Trigger Warning: This article contains graphic details of domestic violence.
For NBA players, their first brush with free agency is supposed to be a celebratory rite of passage.
In the case of Charlotte Hornets forward Miles Bridges, after three seasons of relative anonymity, his explosive athleticism and penchant for embarrassing defenders off the pick-and-roll propelled him to a career year during the 2021-22 season, in which he demonstrated tremendous potential and put up the kind of gaudy numbers—20.2 points and seven boards per game, to be exact—that traditionally warrant a massive contract from both big and small-market teams.
However, on the eve of free agency, which was set to begin on Thursday at 6 p.m. ET, instead of commanding a maximum NBA salary of $173 million over the course of five years—after wisely declining a four-year, $60 million pact with the Hornets last fall—the Michigan State product opted to destroy his family instead of positioning his wife and two children for the type of generational wealth that most of us only dream of.
On Wednesday afternoon, the 24-year-old was arrested for felony domestic violence. But while details were initially scarce, Bridge’s wife, Mychelle Johnson, took it upon herself to fill in the blanks on Friday.
“I hate that it has come to this but I can’t be silent anymore,” she wrote on Instagram. “I’ve allowed someone to destroy my home, abuse me in every way possible and traumatize our kids for life. I have nothing to prove to the world, but I won’t allow anyone who could do something so horrible to have no remorse and paint a picture of something I’m not.”
She then went on to detail the injuries that she allegedly incurred during her domestic dispute—“a fractured nose, wrist, torn eardrum, torn muscles in my neck from being choked until i went to sleep [with] a severe concussion”—and insisted that “I don’t need sympathy, I just don’t want this happening to anyone else. I just want this person to get help, my kids deserve better.”
Making this revelation even more shocking was a series of bruised, battered, and bloodied images that Johnson posted documenting her injuries, in addition to a heartbreaking video of her son on Facetime detailing what he had allegedly witnessed.
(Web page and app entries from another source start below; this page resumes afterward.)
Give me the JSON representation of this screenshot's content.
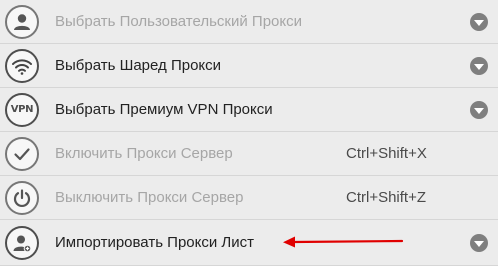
{
  "menu": {
    "items": [
      {
        "label": "Выбрать Пользовательский Прокси",
        "icon": "user-icon",
        "enabled": false,
        "has_submenu": true
      },
      {
        "label": "Выбрать Шаред Прокси",
        "icon": "wifi-icon",
        "enabled": true,
        "has_submenu": true
      },
      {
        "label": "Выбрать Премиум VPN Прокси",
        "icon": "vpn-icon",
        "icon_text": "VPN",
        "enabled": true,
        "has_submenu": true
      },
      {
        "label": "Включить Прокси Сервер",
        "icon": "checkmark-icon",
        "enabled": false,
        "shortcut": "Ctrl+Shift+X"
      },
      {
        "label": "Выключить Прокси Сервер",
        "icon": "power-icon",
        "enabled": false,
        "shortcut": "Ctrl+Shift+Z"
      },
      {
        "label": "Импортировать Прокси Лист",
        "icon": "import-user-icon",
        "enabled": true,
        "has_submenu": true
      }
    ]
  },
  "colors": {
    "background": "#ececec",
    "text": "#222222",
    "disabled_text": "#a6a6a6",
    "annotation_arrow": "#e00000"
  }
}
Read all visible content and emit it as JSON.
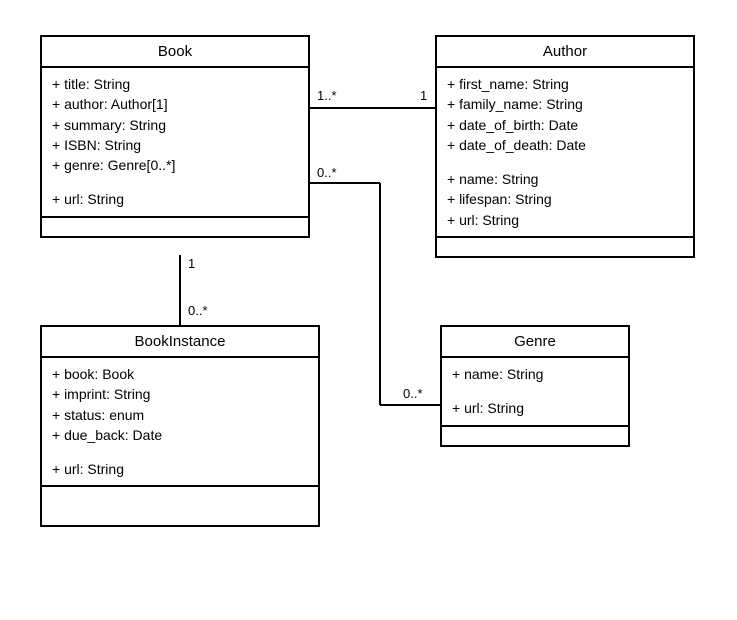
{
  "classes": {
    "book": {
      "title": "Book",
      "a1": "+ title: String",
      "a2": "+ author: Author[1]",
      "a3": "+ summary: String",
      "a4": "+ ISBN: String",
      "a5": "+ genre: Genre[0..*]",
      "a6": "+ url: String"
    },
    "author": {
      "title": "Author",
      "a1": "+ first_name: String",
      "a2": "+ family_name: String",
      "a3": "+ date_of_birth: Date",
      "a4": "+ date_of_death: Date",
      "a5": "+ name: String",
      "a6": "+ lifespan: String",
      "a7": "+ url: String"
    },
    "bookinstance": {
      "title": "BookInstance",
      "a1": "+ book: Book",
      "a2": "+ imprint: String",
      "a3": "+ status: enum",
      "a4": "+ due_back: Date",
      "a5": "+ url: String"
    },
    "genre": {
      "title": "Genre",
      "a1": "+ name: String",
      "a2": "+ url: String"
    }
  },
  "multiplicities": {
    "book_author_left": "1..*",
    "book_author_right": "1",
    "book_genre_top": "0..*",
    "book_genre_bottom": "0..*",
    "book_instance_top": "1",
    "book_instance_bottom": "0..*"
  }
}
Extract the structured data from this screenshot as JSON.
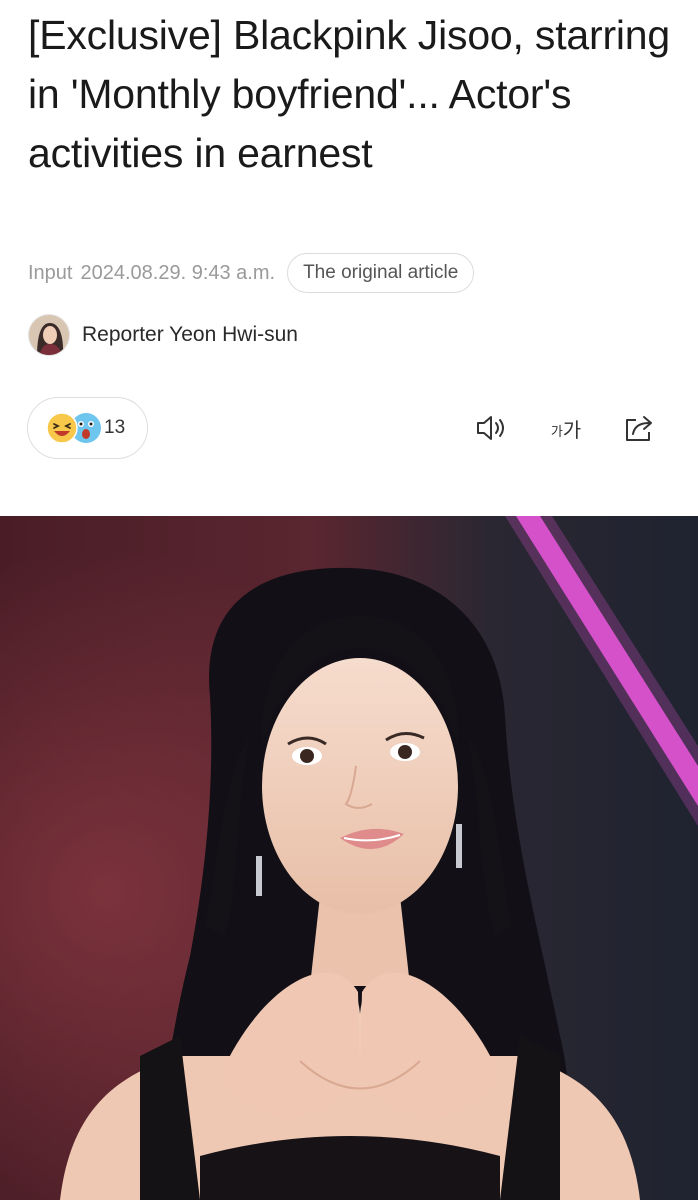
{
  "article": {
    "headline": "[Exclusive] Blackpink Jisoo, starring in 'Monthly boyfriend'... Actor's activities in earnest",
    "input_label": "Input",
    "input_datetime": "2024.08.29. 9:43 a.m.",
    "original_article_label": "The original article",
    "reporter": "Reporter Yeon Hwi-sun"
  },
  "reactions": {
    "count": "13",
    "icons": [
      "laughing-emoji-icon",
      "surprised-emoji-icon"
    ]
  },
  "toolbar": {
    "icons": [
      "speaker-icon",
      "font-size-icon",
      "share-icon"
    ],
    "font_size_small": "가",
    "font_size_large": "가"
  },
  "colors": {
    "text": "#1a1a1a",
    "muted": "#9a9a9a",
    "border": "#dddddd",
    "emoji_yellow": "#f7c84a",
    "emoji_blue": "#6ec5ee",
    "stage_pink": "#e255d6"
  }
}
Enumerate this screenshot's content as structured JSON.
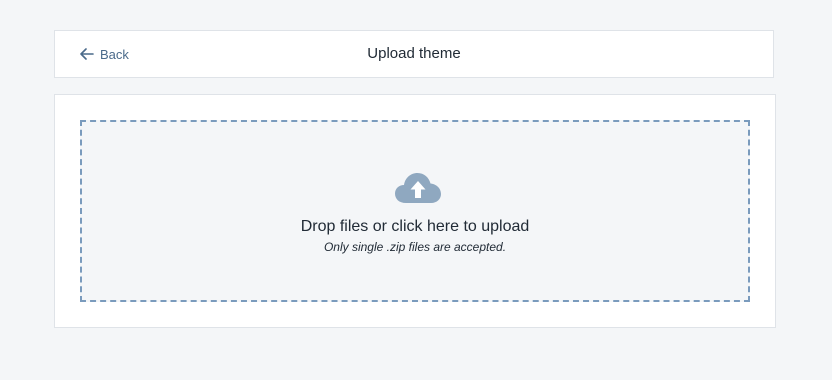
{
  "header": {
    "back_label": "Back",
    "title": "Upload theme",
    "back_icon": "arrow-left-icon"
  },
  "dropzone": {
    "icon": "cloud-upload-icon",
    "primary_text": "Drop files or click here to upload",
    "hint_text": "Only single .zip files are accepted."
  },
  "colors": {
    "background": "#f4f6f8",
    "card": "#ffffff",
    "border": "#dfe3e8",
    "accent": "#4a6a8a",
    "dash": "#7a9bbd",
    "icon": "#8fa8c0",
    "text": "#212b36"
  }
}
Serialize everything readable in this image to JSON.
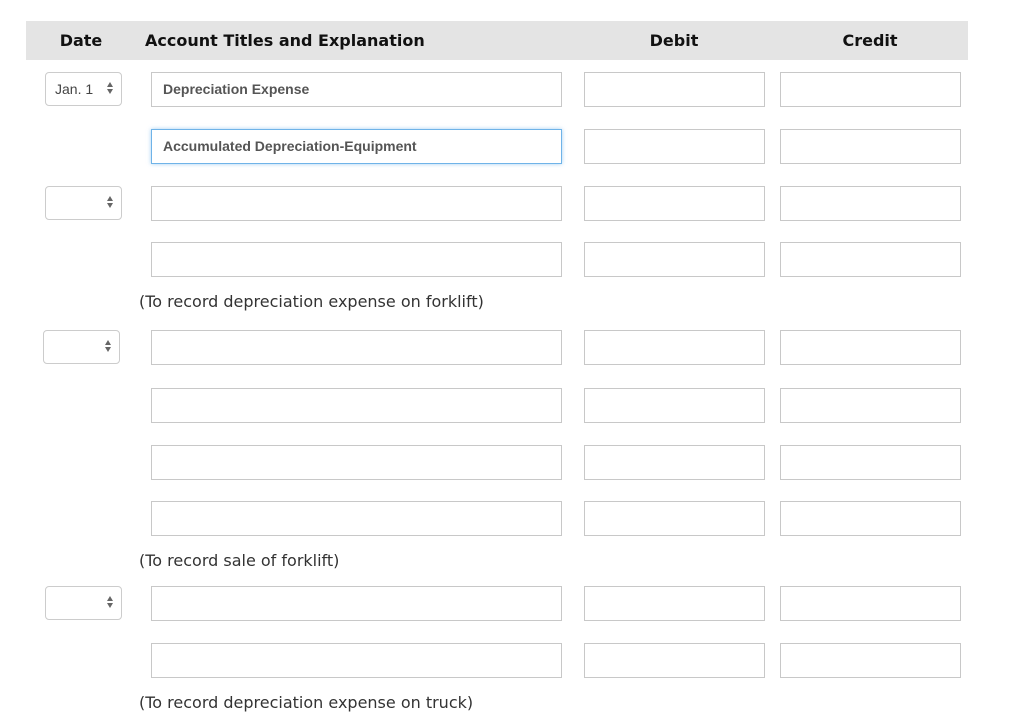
{
  "header": {
    "date": "Date",
    "account": "Account Titles and Explanation",
    "debit": "Debit",
    "credit": "Credit"
  },
  "entries": [
    {
      "date": "Jan. 1",
      "rows": [
        {
          "account": "Depreciation Expense",
          "debit": "",
          "credit": ""
        },
        {
          "account": "Accumulated Depreciation-Equipment",
          "debit": "",
          "credit": ""
        }
      ]
    },
    {
      "date": "",
      "rows": [
        {
          "account": "",
          "debit": "",
          "credit": ""
        },
        {
          "account": "",
          "debit": "",
          "credit": ""
        }
      ],
      "note": "(To record depreciation expense on forklift)"
    },
    {
      "date": "",
      "rows": [
        {
          "account": "",
          "debit": "",
          "credit": ""
        },
        {
          "account": "",
          "debit": "",
          "credit": ""
        },
        {
          "account": "",
          "debit": "",
          "credit": ""
        },
        {
          "account": "",
          "debit": "",
          "credit": ""
        }
      ],
      "note": "(To record sale of forklift)"
    },
    {
      "date": "",
      "rows": [
        {
          "account": "",
          "debit": "",
          "credit": ""
        },
        {
          "account": "",
          "debit": "",
          "credit": ""
        }
      ],
      "note": "(To record depreciation expense on truck)"
    }
  ]
}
“Daddy choked mommy,” the child explains. He then goes on to reveal that during the violent dispute between his parents, Bridges threw Johnson’s phone out the window—presumably to prevent her from getting the type of help that would put the budding NBA superstar behind bars.
Naturally, this disturbing ordeal has made Bridges’ potential suitors reluctant to offer a lucrative contract. But that decision shouldn’t be based on salary cap hits or the toil of navigating the league’s personal conduct policy. It should be rooted in basic human decency—and a refusal to employ or be associated with any player who would physically or sexually harm another human being despite their ability to throw touchdowns, hit home runs, or dunk a basketball. And while this isn’t the first time that I’ve addressed domestic violence in professional sports, this is one of the rare instances in which the NBA—as a respectable business entity with a relatively pristine reputation—finds itself at a crossroads.
Miles Bridges has proven himself to be a coward who has desecrated the sanctity of his home, his family, and in turn, his own flesh and blood. As his wife courageously stated, “it’s unethical, it’s immoral, it’s truly SICK” that she’s been silenced for so long and put in a position to “continue to lie to protect this person.” So if she can muster the extraordinary degree of courage that it took to expose this monster for who he truly is, instead of seizing this opportunity to sign another talented forward on the cheap, NBA execs should heed her testimony and prohibit him from ever touching an NBA court again.